Tag Archives: NPB

Yomiuri calls: Nine One Oh

For those of you who’ve been following this thread of research into called balls and strikes in NPB from 2009 to 2022, I’ve got a conclusion for you: The chance of the Yomiuri Giants, in the nine seasons from 2009 to 2017, doing as well as they did getting called strikes in 1-0 counts on talent alone is next to zero.

I started this investigation with the observation that the Giants pitchers got an abnormally high percentage of called strikes in some counts between 2009 and 2022. These results came from a data set received from ScoutDragon.com’s incomparable Michael Westbay.

Upon further investigation, it became clear that 2018 was a subtle watershed in NPB.

Since that point several teams diverged from their previous called-strike results relative to the other teams in their leagues. That year, 2018, was when 11 of the 12 teams, having successfully installed Trackman pitch-tracking systems, began sharing that data with NPB for the purposes of “umpire development.”

It would be overly cynical, even for me, to attribute much of the shift to umpires suddenly being just becoming slightly more diligent, since teams and players are always changing. Much of it was likely due to shifts in teams’ talent bases and approaches, while some of it was likely just random noise.

It was, however, obvious from the start that would have been impossible for an ordinary average team to achieve anything close to what Yomiuri did from 2009 to 2017.

Former ump Osamu Ino attributed the Giants’ extreme success in getting called strikes to the extreme high quality of their pitching staffs. When he said that, however, I had no way to measure how likely it would have been for a team that was nearly always the best in the league at getting called strikes on talent alone.

To see if Ino’s assertion was reasonable, I created a program that constructed normally distributed leagues. Of course, not all teams have equal access to talent, particularly since some, like SoftBank, are really good at developing it, or like Yomiuri, are really good at maintaining a system that increases their access to amateur talent at the expense of other clubs.

Still, if you take a collection of teams, throw them into a six-team league, their results in any area will be normally distributed. The model I eventually settled on assigns teams an annual chance of getting called strikes is based on their ability to actually get called strikes relative to the league from 2009 to 2017.

Continue reading Yomiuri calls: Nine One Oh

Japan’s WBC two-edged problem

In the immediate wake of Japan’s World Baseball Classic championship, Robert Whiting expressed some valid objective takes in a Substack post “WBC title is great for Japan, but NPB needs to concentrate on enhancing its product going forward.”

The tone of his post was a bit of a downer after riding a buzz for the past three days, having been at the most-watched baseball game in history.
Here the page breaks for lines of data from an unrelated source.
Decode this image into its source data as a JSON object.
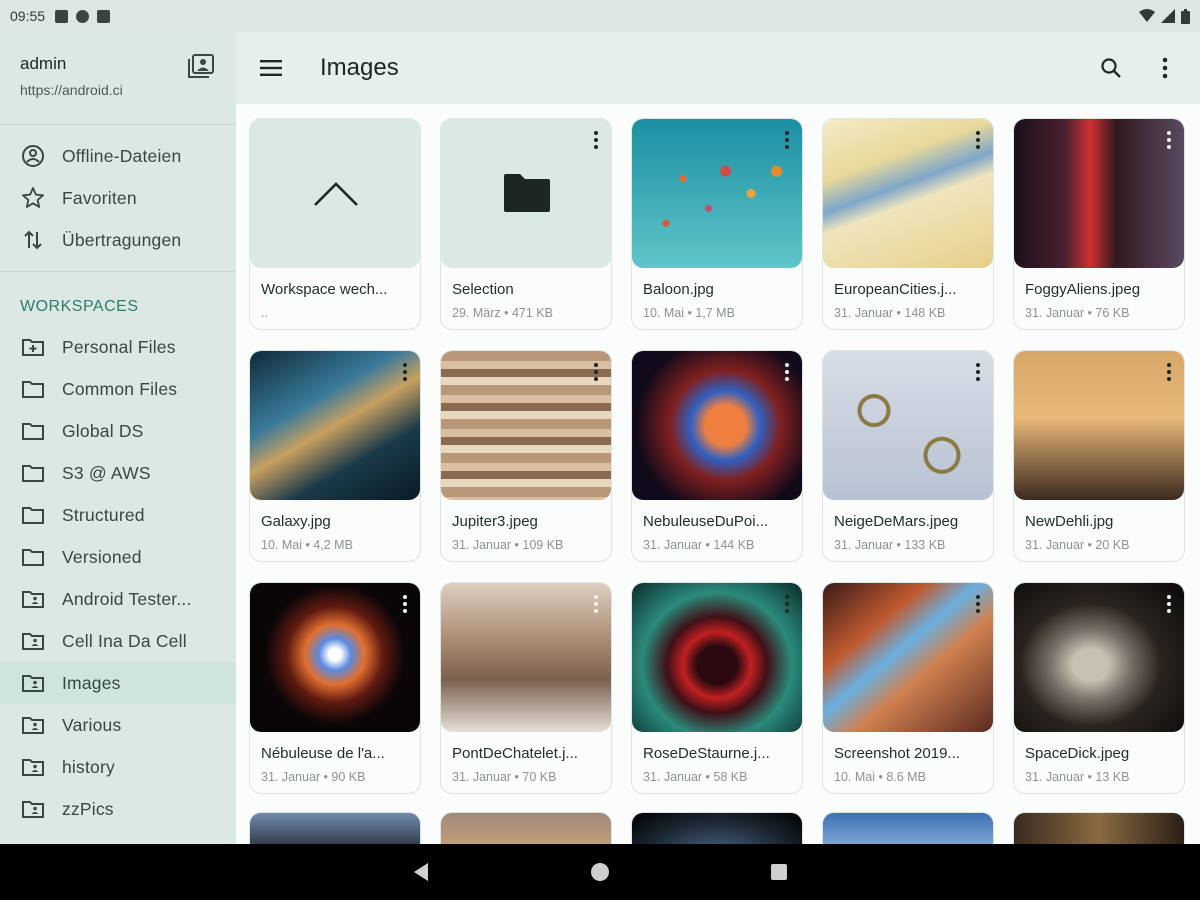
{
  "status_bar": {
    "time": "09:55"
  },
  "account": {
    "name": "admin",
    "url": "https://android.ci"
  },
  "nav_top": [
    {
      "label": "Offline-Dateien",
      "icon": "offline-icon"
    },
    {
      "label": "Favoriten",
      "icon": "star-icon"
    },
    {
      "label": "Übertragungen",
      "icon": "transfer-icon"
    }
  ],
  "workspaces_heading": "WORKSPACES",
  "workspaces": [
    {
      "label": "Personal Files",
      "icon": "folder-plus-icon"
    },
    {
      "label": "Common Files",
      "icon": "folder-icon"
    },
    {
      "label": "Global DS",
      "icon": "folder-icon"
    },
    {
      "label": "S3 @ AWS",
      "icon": "folder-icon"
    },
    {
      "label": "Structured",
      "icon": "folder-icon"
    },
    {
      "label": "Versioned",
      "icon": "folder-icon"
    },
    {
      "label": "Android Tester...",
      "icon": "folder-shared-icon"
    },
    {
      "label": "Cell Ina Da Cell",
      "icon": "folder-shared-icon"
    },
    {
      "label": "Images",
      "icon": "folder-shared-icon",
      "active": true
    },
    {
      "label": "Various",
      "icon": "folder-shared-icon"
    },
    {
      "label": "history",
      "icon": "folder-shared-icon"
    },
    {
      "label": "zzPics",
      "icon": "folder-shared-icon"
    }
  ],
  "appbar": {
    "title": "Images"
  },
  "files": [
    {
      "name": "Workspace wech...",
      "meta": "..",
      "kind": "parent"
    },
    {
      "name": "Selection",
      "meta": "29. März • 471 KB",
      "kind": "folder"
    },
    {
      "name": "Baloon.jpg",
      "meta": "10. Mai • 1,7 MB",
      "kind": "image"
    },
    {
      "name": "EuropeanCities.j...",
      "meta": "31. Januar • 148 KB",
      "kind": "image"
    },
    {
      "name": "FoggyAliens.jpeg",
      "meta": "31. Januar • 76 KB",
      "kind": "image"
    },
    {
      "name": "Galaxy.jpg",
      "meta": "10. Mai • 4,2 MB",
      "kind": "image"
    },
    {
      "name": "Jupiter3.jpeg",
      "meta": "31. Januar • 109 KB",
      "kind": "image"
    },
    {
      "name": "NebuleuseDuPoi...",
      "meta": "31. Januar • 144 KB",
      "kind": "image"
    },
    {
      "name": "NeigeDeMars.jpeg",
      "meta": "31. Januar • 133 KB",
      "kind": "image"
    },
    {
      "name": "NewDehli.jpg",
      "meta": "31. Januar • 20 KB",
      "kind": "image"
    },
    {
      "name": "Nébuleuse de l'a...",
      "meta": "31. Januar • 90 KB",
      "kind": "image"
    },
    {
      "name": "PontDeChatelet.j...",
      "meta": "31. Januar • 70 KB",
      "kind": "image"
    },
    {
      "name": "RoseDeStaurne.j...",
      "meta": "31. Januar • 58 KB",
      "kind": "image"
    },
    {
      "name": "Screenshot 2019...",
      "meta": "10. Mai • 8.6 MB",
      "kind": "image"
    },
    {
      "name": "SpaceDick.jpeg",
      "meta": "31. Januar • 13 KB",
      "kind": "image"
    }
  ],
  "colors": {
    "accent": "#5fe0d6",
    "section_heading": "#2f7a6c",
    "sidebar_bg": "#dbe8e4"
  }
}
But if one really thinks about it, and how Japan’s best player, Shohei Ohtani, became the accidental two-way star MLB and NPB loves but neither wanted, one realizes Japan could easily learn the wrong lesson from its triumph.

His points, as I understand them, are:

  • The lively individualistic approach exhibited by Japan in the WBC will not loosen Japan’s embrace of paint-by-numbers solutions to baseball situations.
  • The WBC is fun, but it’s just an exhibition and doesn’t prove which team is the best.
  • Japanese pro baseball could be so much better than it is, and that should be its focus to be better at marketing and building its product, and that the DeNA signing of Trevor Bauer is a step in the right direction.

These points have some validity, but also need context that is more than, “The way MLB does things is better.” That’s not exactly what Bob is arguing, but much of his rationale does use MLB as a benchmark for comparison.

Today, I’ll address the last of those points and explore it in depth, not so much as a rebuttal but as a way of understanding where my friend really nails it. I was going to go with this from start to finish, but 8,000 words in one go is too much for anyone.


Bob is an extremely good researcher, and like many of us has long been immersed in “MLB knows best” arguments that used to be the standard argument from every import player coming to NPB.

MLB does have a longer history than NPB and infrastructural advantages. Bob describes how MLB’s profits, once on a par with NPB’s, are now in orbit, while Japan is still struggling with the sound barrier.

Continue reading Japan’s WBC two-edged problem